PROBLEM DETAILS:
Wherever the word "artist" appears in a line of the records, copy that line.

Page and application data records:
◆ ◆ ◆ ◆

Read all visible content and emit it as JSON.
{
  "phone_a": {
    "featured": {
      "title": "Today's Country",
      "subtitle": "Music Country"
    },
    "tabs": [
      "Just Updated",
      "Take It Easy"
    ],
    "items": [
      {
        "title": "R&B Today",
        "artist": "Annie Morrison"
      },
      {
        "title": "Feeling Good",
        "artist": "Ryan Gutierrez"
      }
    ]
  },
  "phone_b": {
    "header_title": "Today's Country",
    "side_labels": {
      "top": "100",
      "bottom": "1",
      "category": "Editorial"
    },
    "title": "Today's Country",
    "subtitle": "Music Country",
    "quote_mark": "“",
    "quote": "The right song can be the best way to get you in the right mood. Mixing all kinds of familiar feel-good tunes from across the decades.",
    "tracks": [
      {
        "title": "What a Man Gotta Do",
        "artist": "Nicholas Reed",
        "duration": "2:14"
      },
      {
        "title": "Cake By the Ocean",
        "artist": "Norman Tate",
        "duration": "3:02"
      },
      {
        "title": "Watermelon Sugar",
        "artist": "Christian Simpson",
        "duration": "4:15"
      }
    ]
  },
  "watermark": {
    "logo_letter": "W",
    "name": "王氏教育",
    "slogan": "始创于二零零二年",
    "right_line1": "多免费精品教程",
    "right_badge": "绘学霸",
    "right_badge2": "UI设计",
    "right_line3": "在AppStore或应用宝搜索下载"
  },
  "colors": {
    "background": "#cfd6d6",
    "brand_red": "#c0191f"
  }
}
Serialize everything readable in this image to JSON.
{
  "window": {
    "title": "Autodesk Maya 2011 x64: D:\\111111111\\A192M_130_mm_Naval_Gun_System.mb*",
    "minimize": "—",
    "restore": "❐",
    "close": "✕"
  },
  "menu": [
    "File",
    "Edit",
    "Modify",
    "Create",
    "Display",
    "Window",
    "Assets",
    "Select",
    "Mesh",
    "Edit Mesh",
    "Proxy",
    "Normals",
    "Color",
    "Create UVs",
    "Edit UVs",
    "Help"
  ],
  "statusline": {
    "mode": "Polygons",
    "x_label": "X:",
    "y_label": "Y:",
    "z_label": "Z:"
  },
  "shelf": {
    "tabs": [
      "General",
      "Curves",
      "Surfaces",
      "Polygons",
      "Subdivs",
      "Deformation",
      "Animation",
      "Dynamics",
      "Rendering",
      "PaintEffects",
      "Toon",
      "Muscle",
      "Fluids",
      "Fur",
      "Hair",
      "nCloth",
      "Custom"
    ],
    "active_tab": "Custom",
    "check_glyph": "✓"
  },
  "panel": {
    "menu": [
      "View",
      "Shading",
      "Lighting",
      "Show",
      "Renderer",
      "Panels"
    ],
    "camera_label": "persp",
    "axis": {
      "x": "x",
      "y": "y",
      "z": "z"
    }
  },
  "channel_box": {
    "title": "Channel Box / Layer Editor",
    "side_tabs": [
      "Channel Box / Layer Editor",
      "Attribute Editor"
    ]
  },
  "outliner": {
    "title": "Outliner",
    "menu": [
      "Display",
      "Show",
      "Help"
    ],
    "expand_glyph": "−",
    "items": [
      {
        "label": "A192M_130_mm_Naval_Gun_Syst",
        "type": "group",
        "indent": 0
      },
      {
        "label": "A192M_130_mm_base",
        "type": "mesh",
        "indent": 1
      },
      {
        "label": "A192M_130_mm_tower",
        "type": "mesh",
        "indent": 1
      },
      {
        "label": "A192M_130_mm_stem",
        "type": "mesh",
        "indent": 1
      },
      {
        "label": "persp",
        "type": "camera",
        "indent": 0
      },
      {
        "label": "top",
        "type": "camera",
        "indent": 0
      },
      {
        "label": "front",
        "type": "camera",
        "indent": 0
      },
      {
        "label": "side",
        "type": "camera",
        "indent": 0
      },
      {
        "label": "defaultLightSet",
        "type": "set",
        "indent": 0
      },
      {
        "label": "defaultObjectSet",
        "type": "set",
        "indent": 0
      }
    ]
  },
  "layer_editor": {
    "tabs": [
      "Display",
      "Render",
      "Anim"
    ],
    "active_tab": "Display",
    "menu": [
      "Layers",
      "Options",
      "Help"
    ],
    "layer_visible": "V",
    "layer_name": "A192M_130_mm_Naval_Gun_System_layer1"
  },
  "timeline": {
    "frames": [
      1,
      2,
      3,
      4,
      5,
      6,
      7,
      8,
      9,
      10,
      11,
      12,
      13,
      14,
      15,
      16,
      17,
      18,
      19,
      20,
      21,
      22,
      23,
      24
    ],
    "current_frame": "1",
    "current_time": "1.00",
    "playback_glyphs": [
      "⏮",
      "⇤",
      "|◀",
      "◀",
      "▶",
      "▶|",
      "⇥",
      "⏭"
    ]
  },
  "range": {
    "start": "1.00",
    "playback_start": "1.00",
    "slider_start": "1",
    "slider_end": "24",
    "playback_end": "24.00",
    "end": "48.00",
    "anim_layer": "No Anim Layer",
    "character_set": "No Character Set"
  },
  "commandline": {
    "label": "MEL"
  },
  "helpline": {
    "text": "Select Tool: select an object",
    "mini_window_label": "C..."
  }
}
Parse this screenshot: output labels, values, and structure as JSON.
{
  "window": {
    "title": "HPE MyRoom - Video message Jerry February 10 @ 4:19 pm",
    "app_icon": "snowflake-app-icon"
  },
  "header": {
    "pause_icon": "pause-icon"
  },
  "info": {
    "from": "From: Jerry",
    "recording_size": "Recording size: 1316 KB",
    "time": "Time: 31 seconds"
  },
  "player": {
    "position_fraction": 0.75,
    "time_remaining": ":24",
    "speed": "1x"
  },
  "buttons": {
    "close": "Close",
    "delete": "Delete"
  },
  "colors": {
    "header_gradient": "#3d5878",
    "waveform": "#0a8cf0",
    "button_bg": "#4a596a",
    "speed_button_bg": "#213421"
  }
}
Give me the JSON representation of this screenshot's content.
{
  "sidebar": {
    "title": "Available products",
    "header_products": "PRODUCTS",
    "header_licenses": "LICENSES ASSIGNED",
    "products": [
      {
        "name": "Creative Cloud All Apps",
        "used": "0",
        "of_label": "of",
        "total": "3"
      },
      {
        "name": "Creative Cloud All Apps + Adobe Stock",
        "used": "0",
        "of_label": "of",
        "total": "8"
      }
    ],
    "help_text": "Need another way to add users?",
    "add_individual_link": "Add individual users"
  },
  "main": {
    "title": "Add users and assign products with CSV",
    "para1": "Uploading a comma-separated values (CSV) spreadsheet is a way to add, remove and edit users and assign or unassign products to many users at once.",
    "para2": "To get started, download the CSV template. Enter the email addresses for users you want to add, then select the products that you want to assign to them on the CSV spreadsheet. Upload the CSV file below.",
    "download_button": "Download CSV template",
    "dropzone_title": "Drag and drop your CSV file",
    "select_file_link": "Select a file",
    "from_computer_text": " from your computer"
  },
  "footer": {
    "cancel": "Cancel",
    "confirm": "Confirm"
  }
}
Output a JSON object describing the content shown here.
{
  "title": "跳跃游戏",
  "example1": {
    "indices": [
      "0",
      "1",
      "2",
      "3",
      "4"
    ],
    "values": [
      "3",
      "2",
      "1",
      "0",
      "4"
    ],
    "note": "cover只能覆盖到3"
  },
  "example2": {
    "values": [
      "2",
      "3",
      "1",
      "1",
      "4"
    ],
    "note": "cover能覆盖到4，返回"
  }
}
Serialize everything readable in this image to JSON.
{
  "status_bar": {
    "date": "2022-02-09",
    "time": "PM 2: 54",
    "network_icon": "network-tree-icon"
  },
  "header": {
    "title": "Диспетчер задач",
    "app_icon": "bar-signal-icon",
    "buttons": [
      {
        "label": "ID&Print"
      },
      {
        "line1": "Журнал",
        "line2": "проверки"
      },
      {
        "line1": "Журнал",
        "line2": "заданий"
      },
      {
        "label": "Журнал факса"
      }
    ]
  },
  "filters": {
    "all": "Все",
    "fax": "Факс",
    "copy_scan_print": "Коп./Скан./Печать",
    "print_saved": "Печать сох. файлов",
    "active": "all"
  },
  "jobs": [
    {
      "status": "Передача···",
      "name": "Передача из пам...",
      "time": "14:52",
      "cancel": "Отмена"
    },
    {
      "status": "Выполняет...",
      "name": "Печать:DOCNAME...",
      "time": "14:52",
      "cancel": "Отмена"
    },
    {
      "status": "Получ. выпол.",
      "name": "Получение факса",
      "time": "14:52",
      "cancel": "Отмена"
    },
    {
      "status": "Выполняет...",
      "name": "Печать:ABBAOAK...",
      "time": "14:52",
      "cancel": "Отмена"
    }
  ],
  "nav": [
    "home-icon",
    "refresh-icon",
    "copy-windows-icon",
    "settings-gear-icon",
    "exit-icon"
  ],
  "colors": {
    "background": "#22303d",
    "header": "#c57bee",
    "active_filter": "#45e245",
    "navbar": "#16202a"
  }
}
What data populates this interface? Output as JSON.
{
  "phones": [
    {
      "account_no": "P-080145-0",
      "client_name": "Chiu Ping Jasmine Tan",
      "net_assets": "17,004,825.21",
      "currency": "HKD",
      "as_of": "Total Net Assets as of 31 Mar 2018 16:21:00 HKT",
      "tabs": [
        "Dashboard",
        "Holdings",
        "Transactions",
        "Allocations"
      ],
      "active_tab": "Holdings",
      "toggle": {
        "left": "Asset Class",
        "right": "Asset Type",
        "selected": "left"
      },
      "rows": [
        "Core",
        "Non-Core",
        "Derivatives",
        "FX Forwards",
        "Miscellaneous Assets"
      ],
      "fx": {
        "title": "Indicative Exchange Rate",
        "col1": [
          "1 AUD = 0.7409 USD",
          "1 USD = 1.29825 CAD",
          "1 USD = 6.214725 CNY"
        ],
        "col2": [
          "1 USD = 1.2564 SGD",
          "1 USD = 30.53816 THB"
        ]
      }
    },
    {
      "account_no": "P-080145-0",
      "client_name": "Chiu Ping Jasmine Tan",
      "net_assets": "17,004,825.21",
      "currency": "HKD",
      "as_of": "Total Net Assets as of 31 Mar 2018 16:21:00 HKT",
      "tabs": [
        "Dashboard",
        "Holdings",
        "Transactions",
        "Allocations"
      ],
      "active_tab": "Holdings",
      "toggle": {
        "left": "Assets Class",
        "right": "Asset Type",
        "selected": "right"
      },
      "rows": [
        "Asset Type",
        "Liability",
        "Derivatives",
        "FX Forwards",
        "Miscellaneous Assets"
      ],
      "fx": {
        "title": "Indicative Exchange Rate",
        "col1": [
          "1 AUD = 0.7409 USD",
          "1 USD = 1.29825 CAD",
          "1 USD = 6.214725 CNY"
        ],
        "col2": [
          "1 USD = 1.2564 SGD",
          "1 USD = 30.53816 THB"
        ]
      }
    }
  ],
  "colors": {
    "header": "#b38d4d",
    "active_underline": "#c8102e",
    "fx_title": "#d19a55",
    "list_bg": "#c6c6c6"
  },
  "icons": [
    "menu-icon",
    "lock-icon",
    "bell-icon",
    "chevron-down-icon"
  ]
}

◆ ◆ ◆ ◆

SOLUTION TO THIS TASK:
        "artist": "Annie Morrison"
        "artist": "Ryan Gutierrez"
        "artist": "Nicholas Reed",
        "artist": "Norman Tate",
        "artist": "Christian Simpson",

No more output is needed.